Work instruction.
How many of the lines below hold the string "JSON"? Say only the number.

**** Provided data ****

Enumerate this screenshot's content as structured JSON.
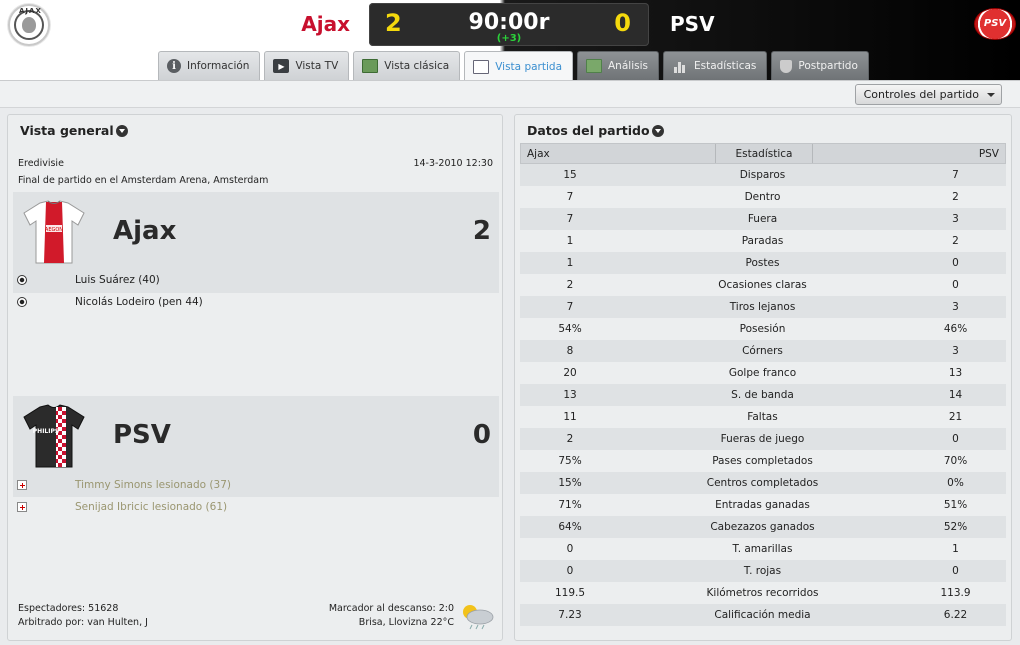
{
  "header": {
    "home_team": "Ajax",
    "away_team": "PSV",
    "home_score": "2",
    "away_score": "0",
    "clock": "90:00r",
    "added_time": "(+3)",
    "home_logo_text": "AJAX",
    "away_logo_text": "PSV",
    "colors": {
      "home": "#c8102e",
      "score": "#f4d90d",
      "added": "#2bd23a",
      "active_tab": "#3b8fd0"
    }
  },
  "tabs": [
    {
      "label": "Información",
      "icon": "info-icon"
    },
    {
      "label": "Vista TV",
      "icon": "tv-icon"
    },
    {
      "label": "Vista clásica",
      "icon": "pitch-icon"
    },
    {
      "label": "Vista partida",
      "icon": "list-icon"
    },
    {
      "label": "Análisis",
      "icon": "analysis-icon"
    },
    {
      "label": "Estadísticas",
      "icon": "bars-icon"
    },
    {
      "label": "Postpartido",
      "icon": "shield-icon"
    }
  ],
  "toolbar": {
    "controls_label": "Controles del partido"
  },
  "overview": {
    "title": "Vista general",
    "competition": "Eredivisie",
    "date": "14-3-2010 12:30",
    "venue": "Final de partido en el Amsterdam Arena, Amsterdam",
    "home": {
      "name": "Ajax",
      "score": "2",
      "events": [
        {
          "type": "goal",
          "text": "Luis Suárez (40)"
        },
        {
          "type": "goal",
          "text": "Nicolás Lodeiro (pen 44)"
        }
      ]
    },
    "away": {
      "name": "PSV",
      "score": "0",
      "events": [
        {
          "type": "injury",
          "text": "Timmy Simons lesionado (37)"
        },
        {
          "type": "injury",
          "text": "Senijad Ibricic lesionado (61)"
        }
      ]
    },
    "attendance": "Espectadores: 51628",
    "referee": "Arbitrado por: van Hulten, J",
    "halftime": "Marcador al descanso: 2:0",
    "weather": "Brisa, Llovizna 22°C",
    "home_shirt_text": "AEGON",
    "away_shirt_text": "PHILIPS"
  },
  "matchdata": {
    "title": "Datos del partido",
    "columns": {
      "home": "Ajax",
      "label": "Estadística",
      "away": "PSV"
    },
    "rows": [
      {
        "home": "15",
        "label": "Disparos",
        "away": "7"
      },
      {
        "home": "7",
        "label": "Dentro",
        "away": "2"
      },
      {
        "home": "7",
        "label": "Fuera",
        "away": "3"
      },
      {
        "home": "1",
        "label": "Paradas",
        "away": "2"
      },
      {
        "home": "1",
        "label": "Postes",
        "away": "0"
      },
      {
        "home": "2",
        "label": "Ocasiones claras",
        "away": "0"
      },
      {
        "home": "7",
        "label": "Tiros lejanos",
        "away": "3"
      },
      {
        "home": "54%",
        "label": "Posesión",
        "away": "46%"
      },
      {
        "home": "8",
        "label": "Córners",
        "away": "3"
      },
      {
        "home": "20",
        "label": "Golpe franco",
        "away": "13"
      },
      {
        "home": "13",
        "label": "S. de banda",
        "away": "14"
      },
      {
        "home": "11",
        "label": "Faltas",
        "away": "21"
      },
      {
        "home": "2",
        "label": "Fueras de juego",
        "away": "0"
      },
      {
        "home": "75%",
        "label": "Pases completados",
        "away": "70%"
      },
      {
        "home": "15%",
        "label": "Centros completados",
        "away": "0%"
      },
      {
        "home": "71%",
        "label": "Entradas ganadas",
        "away": "51%"
      },
      {
        "home": "64%",
        "label": "Cabezazos ganados",
        "away": "52%"
      },
      {
        "home": "0",
        "label": "T. amarillas",
        "away": "1"
      },
      {
        "home": "0",
        "label": "T. rojas",
        "away": "0"
      },
      {
        "home": "119.5",
        "label": "Kilómetros recorridos",
        "away": "113.9"
      },
      {
        "home": "7.23",
        "label": "Calificación media",
        "away": "6.22"
      }
    ]
  }
}
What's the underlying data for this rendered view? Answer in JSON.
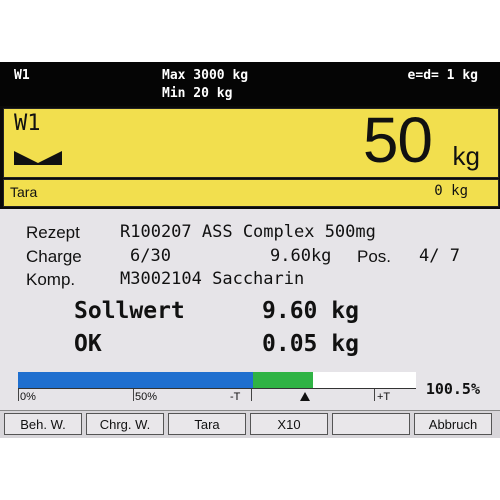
{
  "header": {
    "weigher_id": "W1",
    "capacity_max": "Max 3000 kg",
    "capacity_min": "Min 20 kg",
    "division": "e=d= 1 kg"
  },
  "display": {
    "weigher_id": "W1",
    "weight_value": "50",
    "weight_unit": "kg",
    "tare_label": "Tara",
    "tare_value": "0 kg"
  },
  "recipe": {
    "recipe_label": "Rezept",
    "recipe_value": "R100207 ASS Complex 500mg",
    "charge_label": "Charge",
    "charge_value": "6/30",
    "charge_weight": "9.60kg",
    "pos_label": "Pos.",
    "pos_value": "4/ 7",
    "component_label": "Komp.",
    "component_value": "M3002104 Saccharin"
  },
  "result": {
    "setpoint_label": "Sollwert",
    "setpoint_value": "9.60 kg",
    "status_label": "OK",
    "status_value": "0.05 kg"
  },
  "progress": {
    "percent_text": "100.5%",
    "blue_fraction": 0.59,
    "green_start_fraction": 0.59,
    "green_end_fraction": 0.74,
    "tick_labels": [
      "0%",
      "50%",
      "-T",
      "+T"
    ]
  },
  "softkeys": [
    "Beh. W.",
    "Chrg. W.",
    "Tara",
    "X10",
    "",
    "Abbruch"
  ],
  "colors": {
    "panel_yellow": "#f2df4e",
    "bar_blue": "#1f6fcf",
    "bar_green": "#2fb344"
  }
}
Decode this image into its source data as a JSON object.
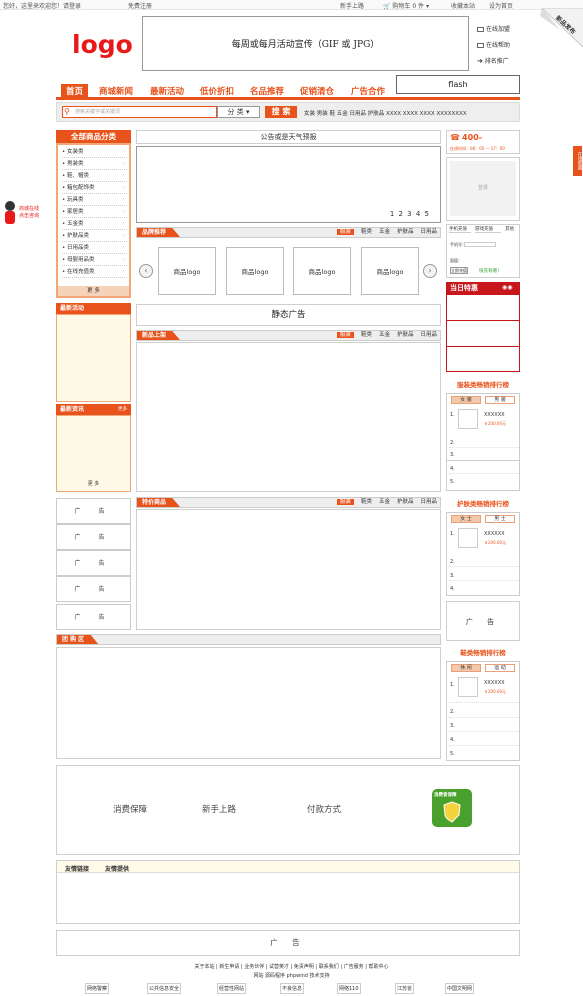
{
  "topbar": {
    "welcome": "您好，这里来欢迎您！请登录",
    "register": "免费注册",
    "guide": "新手上路",
    "cart": "购物车 0 件 ▾",
    "favorite": "收藏本站",
    "homepage": "设为首页"
  },
  "corner_badge": "新品发布",
  "header": {
    "logo": "logo",
    "banner_text": "每周或每月活动宣传（GIF 或 JPG）",
    "flash": "flash",
    "services": [
      "在线加盟",
      "在线帮助",
      "排名推广"
    ]
  },
  "nav": {
    "items": [
      "首页",
      "商城新闻",
      "最新活动",
      "低价折扣",
      "名品推荐",
      "促销清仓",
      "广告合作"
    ]
  },
  "search": {
    "placeholder": "搜索关键字或关键词",
    "category": "分 类 ▾",
    "button": "搜 索",
    "hot_words": "女装  男装  鞋  五金  日用品  护肤品  XXXX  XXXX  XXXX  XXXXXXXX"
  },
  "categories": {
    "title": "全部商品分类",
    "items": [
      "• 女装类",
      "• 男装类",
      "• 鞋、帽类",
      "• 箱包配饰类",
      "• 玩具类",
      "• 家居类",
      "• 五金类",
      "• 护肤品类",
      "• 日用品类",
      "• 母婴用品类",
      "• 在线充值类"
    ],
    "more": "更  多"
  },
  "notice": {
    "title": "公告或是天气预报",
    "pages": "1  2  3  4  5"
  },
  "brand_section": {
    "title": "品牌推荐",
    "tabs": [
      "服装",
      "鞋类",
      "五金",
      "护肤品",
      "日用品"
    ],
    "brands": [
      "商品logo",
      "商品logo",
      "商品logo",
      "商品logo"
    ],
    "prev": "‹",
    "next": "›"
  },
  "static_ad": "静态广告",
  "new_section": {
    "title": "新品上架",
    "tabs": [
      "服装",
      "鞋类",
      "五金",
      "护肤品",
      "日用品"
    ]
  },
  "special_section": {
    "title": "特价商品",
    "tabs": [
      "服装",
      "鞋类",
      "五金",
      "护肤品",
      "日用品"
    ]
  },
  "group_section": {
    "title": "团 购 区"
  },
  "left_panels": {
    "activity": "最新活动",
    "news": "最新资讯",
    "news_more": "更多",
    "more_link": "更  多"
  },
  "ads": {
    "label": "广  告"
  },
  "right": {
    "phone": "400-",
    "hours": "在线时间：08：00 — 17：00",
    "login_placeholder": "登录",
    "recharge_tabs": [
      "手机充值",
      "游戏充值",
      "其他"
    ],
    "recharge_number": "手机号：",
    "recharge_amount": "面值：",
    "recharge_button": "立即充值",
    "recharge_link": "快充有赠！",
    "daily_title": "当日特惠",
    "clothing_rank": "服装类畅销排行榜",
    "clothing_tabs": [
      "女 装",
      "男 装"
    ],
    "skincare_rank": "护肤类畅销排行榜",
    "skincare_tabs": [
      "女 士",
      "男 士"
    ],
    "shoes_rank": "鞋类畅销排行榜",
    "shoes_tabs": [
      "休 闲",
      "运 动"
    ],
    "item_name": "XXXXXX",
    "item_price": "￥200.00元",
    "numbers": [
      "1.",
      "2.",
      "3.",
      "4.",
      "5."
    ]
  },
  "left_float": "商城在线\n点击咨询",
  "right_float": "在线客服",
  "guarantee": {
    "items": [
      "消费保障",
      "新手上路",
      "付款方式"
    ],
    "badge": "消费者保障"
  },
  "links": {
    "tabs": [
      "友情链接",
      "友情提供"
    ]
  },
  "bottom_ad": "广  告",
  "footer": {
    "links": "关于本站 | 新生申请 | 业务伙伴 | 试营英才 | 免责声明 | 联系我们 | 广告服务 | 帮助中心",
    "tech": "网站 源码程序 phpwind 技术支持",
    "badges": [
      "网络警察",
      "公共信息安全",
      "经营性网站",
      "不良信息",
      "网络110",
      "江苏省",
      "中国文明网"
    ]
  },
  "colors": {
    "accent": "#e8521b",
    "logo": "#e8191b",
    "panel_bg": "#fff9e8"
  }
}
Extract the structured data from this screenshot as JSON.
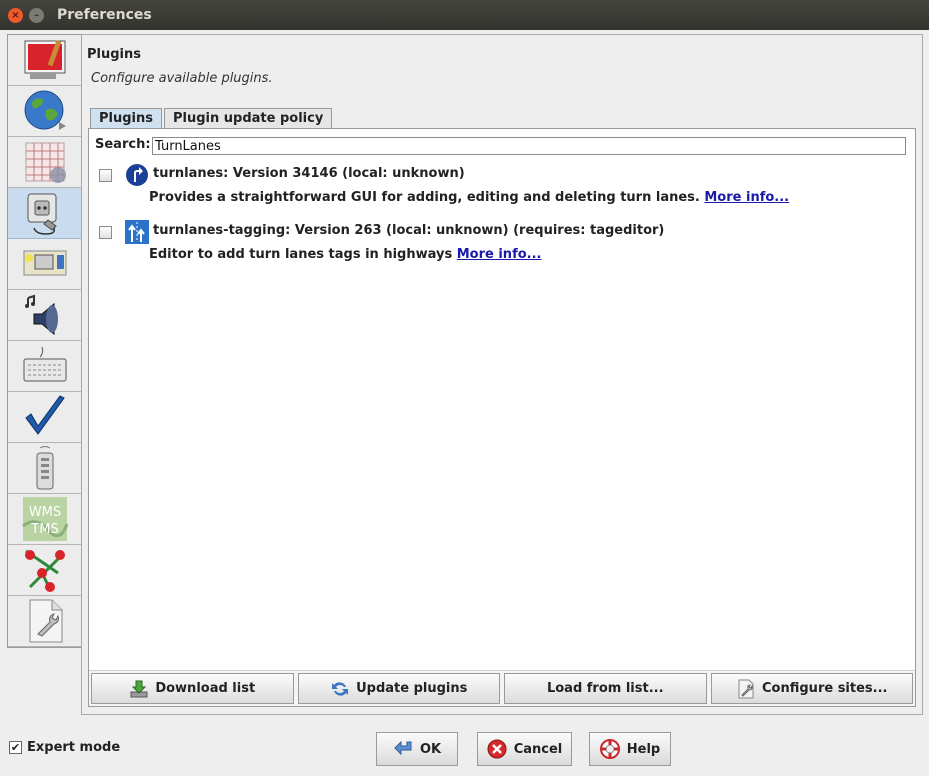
{
  "window": {
    "title": "Preferences",
    "close_glyph": "×",
    "minimize_glyph": "–"
  },
  "sidebar": {
    "items": [
      {
        "name": "display-settings",
        "icon": "paint-brush-screen-icon"
      },
      {
        "name": "map-settings",
        "icon": "globe-icon"
      },
      {
        "name": "projection-settings",
        "icon": "grid-map-icon"
      },
      {
        "name": "plugins",
        "icon": "plug-icon",
        "active": true
      },
      {
        "name": "toolbar-settings",
        "icon": "toolbar-icon"
      },
      {
        "name": "audio-settings",
        "icon": "speaker-icon"
      },
      {
        "name": "shortcuts",
        "icon": "keyboard-icon"
      },
      {
        "name": "validator",
        "icon": "checkmark-icon"
      },
      {
        "name": "remote-control",
        "icon": "remote-control-icon"
      },
      {
        "name": "imagery",
        "icon": "wms-tms-icon",
        "label_lines": [
          "WMS",
          "TMS"
        ]
      },
      {
        "name": "connection",
        "icon": "connection-icon"
      },
      {
        "name": "advanced",
        "icon": "document-wrench-icon"
      }
    ]
  },
  "main": {
    "title": "Plugins",
    "description": "Configure available plugins.",
    "tabs": [
      {
        "label": "Plugins",
        "selected": true
      },
      {
        "label": "Plugin update policy",
        "selected": false
      }
    ],
    "search": {
      "label": "Search:",
      "value": "TurnLanes"
    },
    "plugins": [
      {
        "title": "turnlanes: Version 34146 (local: unknown)",
        "description": "Provides a straightforward GUI for adding, editing and deleting turn lanes.",
        "link": "More info...",
        "checked": false,
        "icon": "turnlanes-icon"
      },
      {
        "title": "turnlanes-tagging: Version 263 (local: unknown) (requires: tageditor)",
        "description": "Editor to add turn lanes tags in highways",
        "link": "More info...",
        "checked": false,
        "icon": "turnlanes-tagging-icon"
      }
    ],
    "buttons": [
      {
        "label": "Download list",
        "icon": "download-icon"
      },
      {
        "label": "Update plugins",
        "icon": "refresh-icon"
      },
      {
        "label": "Load from list...",
        "icon": ""
      },
      {
        "label": "Configure sites...",
        "icon": "configure-icon"
      }
    ]
  },
  "footer": {
    "expert_mode_label": "Expert mode",
    "expert_mode_checked": true,
    "expert_mode_mark": "✔",
    "ok_label": "OK",
    "cancel_label": "Cancel",
    "help_label": "Help"
  },
  "colors": {
    "titlebar": "#3c3b37",
    "selected_tab": "#cfe0f1",
    "link": "#1a1aa8",
    "close_button": "#ee5a2a"
  }
}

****

Solution for this problem.
4